(Sunday sermons, talks, and teaching)
Which of the three men, do you think, was a neighbour to the one who fell into the hands of the robbers?’ The lawyer replied, ‘The one who showed him mercy.’ Jesus said to him, ‘Go and do likewise’.
A couple of weeks ago as we were planning this service, we decided to steer clear of the word “community” as the theme for this celebration. And there are very good reasons for this. “Community” has become a buzzword to signify everything and anything that might bring or hold people together. Here at All Saints’ we are responsible for this as anyone else, given that the description on our website says, ‘A friendly and welcoming Christian community…’ But by overusing, and misusing, the word “community” we deprive it of any real meaning.
Yet, the gospel encourages everyone (Christians and otherwise) to consider a different approach towards bringing people together; not in terms of being a community – although the Church could be understood as a community of sorts – but in terms of coming together as good neighbours. This approach is somewhat different from what we have been used to hear over the last few decades, and it is definitely more challenging to embrace.
In the gospel passage that the Mayor has kindly read for us Jesus gives us an example of how belonging to a community can sometimes hamper the flourishing of other individuals. We see this in the priest and Levite who belong to the same community that served in the Jerusalem temple, and led the worship for the people of Israel. These two characters, seeing the man left for dead on the side of the road, cross over to the other side in order not to be defiled by coming in to contact with him, and so lose their sense of belonging to their own community. “He is not one of us”, the priest may have said to himself. “If I become ritually impure by touching this man, my community would banish me from service”, the Levite may have thought.
Their strong sense of belonging to a certain group of people prevents them from helping a stranger they encounter, giving him the time of day, and showing mercy towards his sorry state. Their inaction, which from their point of view is perfectly justifiable, becomes for us an example of how an inward-looking impersonal idea of community can actually do harm, by setting membership as a higher priority than doing good to others.

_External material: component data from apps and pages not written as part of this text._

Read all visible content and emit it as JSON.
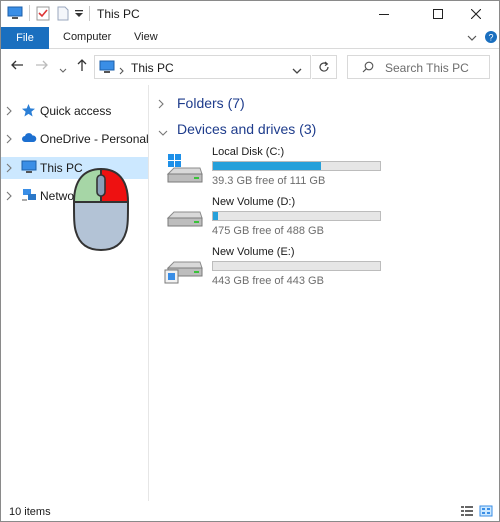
{
  "window": {
    "title": "This PC"
  },
  "ribbon": {
    "tabs": [
      "File",
      "Computer",
      "View"
    ]
  },
  "address": {
    "location": "This PC"
  },
  "search": {
    "placeholder": "Search This PC"
  },
  "navigation": {
    "items": [
      {
        "label": "Quick access",
        "icon": "star-icon"
      },
      {
        "label": "OneDrive - Personal",
        "icon": "cloud-icon"
      },
      {
        "label": "This PC",
        "icon": "computer-icon"
      },
      {
        "label": "Network",
        "icon": "network-icon"
      }
    ]
  },
  "content": {
    "folders_header": "Folders (7)",
    "devices_header": "Devices and drives (3)",
    "drives": [
      {
        "name": "Local Disk (C:)",
        "free_text": "39.3 GB free of 111 GB",
        "used_fraction": 0.646,
        "icon": "windows-drive-icon"
      },
      {
        "name": "New Volume (D:)",
        "free_text": "475 GB free of 488 GB",
        "used_fraction": 0.027,
        "icon": "hard-drive-icon"
      },
      {
        "name": "New Volume (E:)",
        "free_text": "443 GB free of 443 GB",
        "used_fraction": 0.0,
        "icon": "removable-drive-icon"
      }
    ]
  },
  "status": {
    "items_count": "10 items"
  },
  "colors": {
    "accent": "#1a6fbf",
    "selection": "#cce8ff",
    "bar_fill": "#26a0da",
    "group_header": "#1e3c8c",
    "mouse_left_button": "#a6d6a6",
    "mouse_right_button": "#ee1111",
    "mouse_body": "#b3c3d6"
  }
}
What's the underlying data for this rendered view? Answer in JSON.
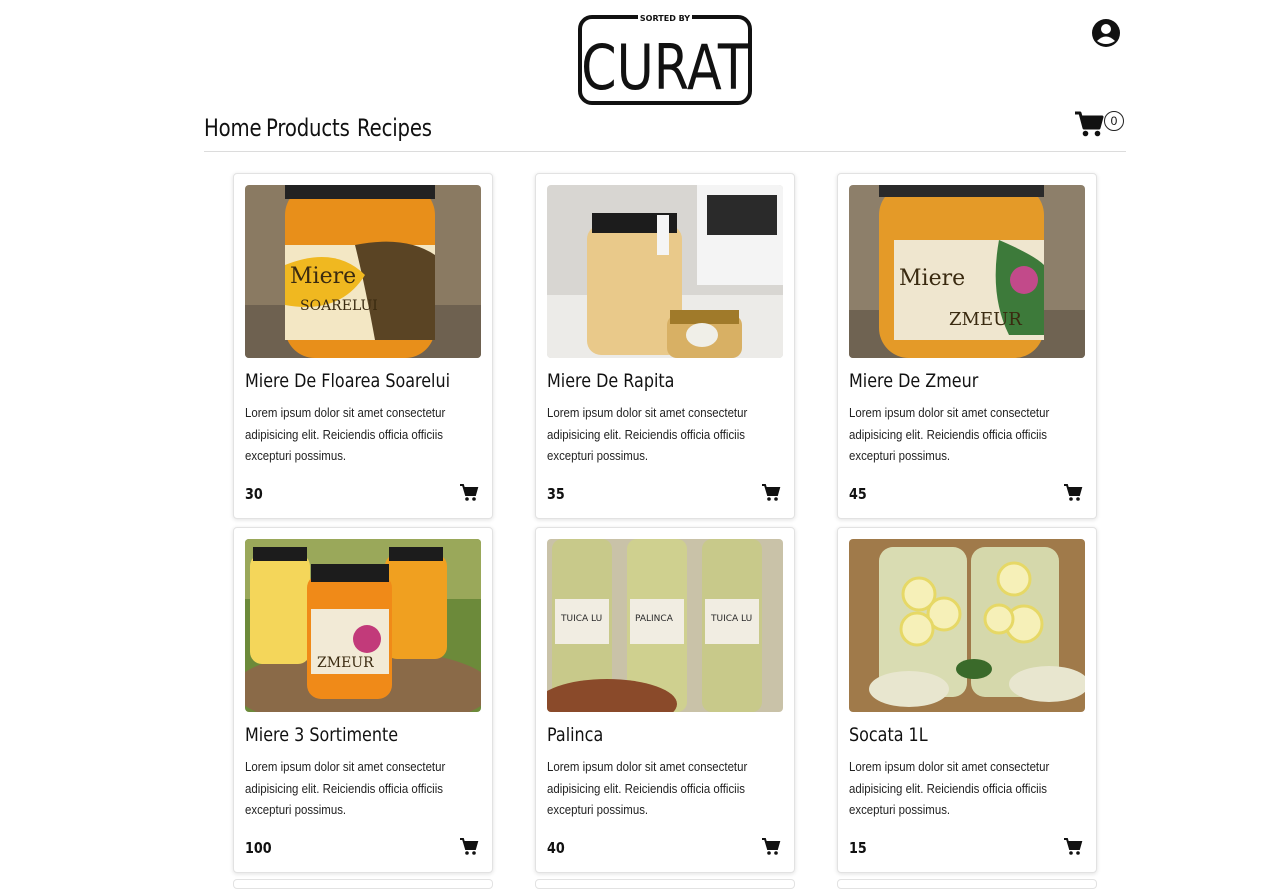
{
  "brand": {
    "tagline": "SORTED BY",
    "name": "CURAT"
  },
  "icons": {
    "account": "account-circle-icon",
    "cart": "shopping-cart-icon",
    "add_to_cart": "add-to-cart-icon"
  },
  "nav": {
    "items": [
      "Home",
      "Products",
      "Recipes"
    ]
  },
  "cart": {
    "count": "0"
  },
  "products": [
    {
      "name": "Miere De Floarea Soarelui",
      "description": "Lorem ipsum dolor sit amet consectetur adipisicing elit. Reiciendis officia officiis excepturi possimus.",
      "price": "30"
    },
    {
      "name": "Miere De Rapita",
      "description": "Lorem ipsum dolor sit amet consectetur adipisicing elit. Reiciendis officia officiis excepturi possimus.",
      "price": "35"
    },
    {
      "name": "Miere De Zmeur",
      "description": "Lorem ipsum dolor sit amet consectetur adipisicing elit. Reiciendis officia officiis excepturi possimus.",
      "price": "45"
    },
    {
      "name": "Miere 3 Sortimente",
      "description": "Lorem ipsum dolor sit amet consectetur adipisicing elit. Reiciendis officia officiis excepturi possimus.",
      "price": "100"
    },
    {
      "name": "Palinca",
      "description": "Lorem ipsum dolor sit amet consectetur adipisicing elit. Reiciendis officia officiis excepturi possimus.",
      "price": "40"
    },
    {
      "name": "Socata 1L",
      "description": "Lorem ipsum dolor sit amet consectetur adipisicing elit. Reiciendis officia officiis excepturi possimus.",
      "price": "15"
    }
  ]
}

But to this example of strict adherence to a community Jesus contrasts the behaviour of another man, who would be cast as “the Good Samaritan” happily ever after because his actions. This remarkable man is not part of Israel’ society, in fact he and his fellow Samaritans are despised by the Israelites and considered the least trustworthy people around. Yet, he is the one who helps the man in his troubles, cares for him, and gives him back his human dignity; he sets aside his belonging to any specific community in order to help a fellow human being needing his attention. In short his is the one who acts as a good neighbour. The priest and the Levite are also neighbours in the sense that they find themselves in close proximity to the poor man, but they are bad ones and they do not do anything to help.
The gospel here teaches us that being good neighbours is something that transcends any idea of community each own of us might have; crucially it goes beyond religious creeds, political affiliation, nationality, or everything else. Being a good neighbour is about seeing the person next to me for who they are; another human being endowed with infinite worth, and, as such, seeing them also as worthy of my time, dedication, and care.
Our town is changing rapidly but this is by no means the first time that dramatic changes have altered the appearance and dynamics of this place. Indeed the town has been transformed many times beyond recognition since it started out as an Anglo-Saxon village over one thousand years ago. Nevertheless, as new roads and infrastructures are built and new people come to live here we, who already live here, have an even bigger chance to show ourselves as good neighbours to newcomers and old residents alike.
The gospel poses us an indirect question. What kind of neighbours do we want to be? Ones who care only for likeminded people, for members of our own little communities? Or ones who are there to help anyone we may find on our way?
The likelihood that everyone in Houghton will be part of the same community (whether through creed, nationality, or ethnicity) is very small indeed. But by learning to be good neighbours we will learn how to bring people together in a broader, more personal and lasting way… one small act of mercy, one cuppa, one generous offer of help at a time.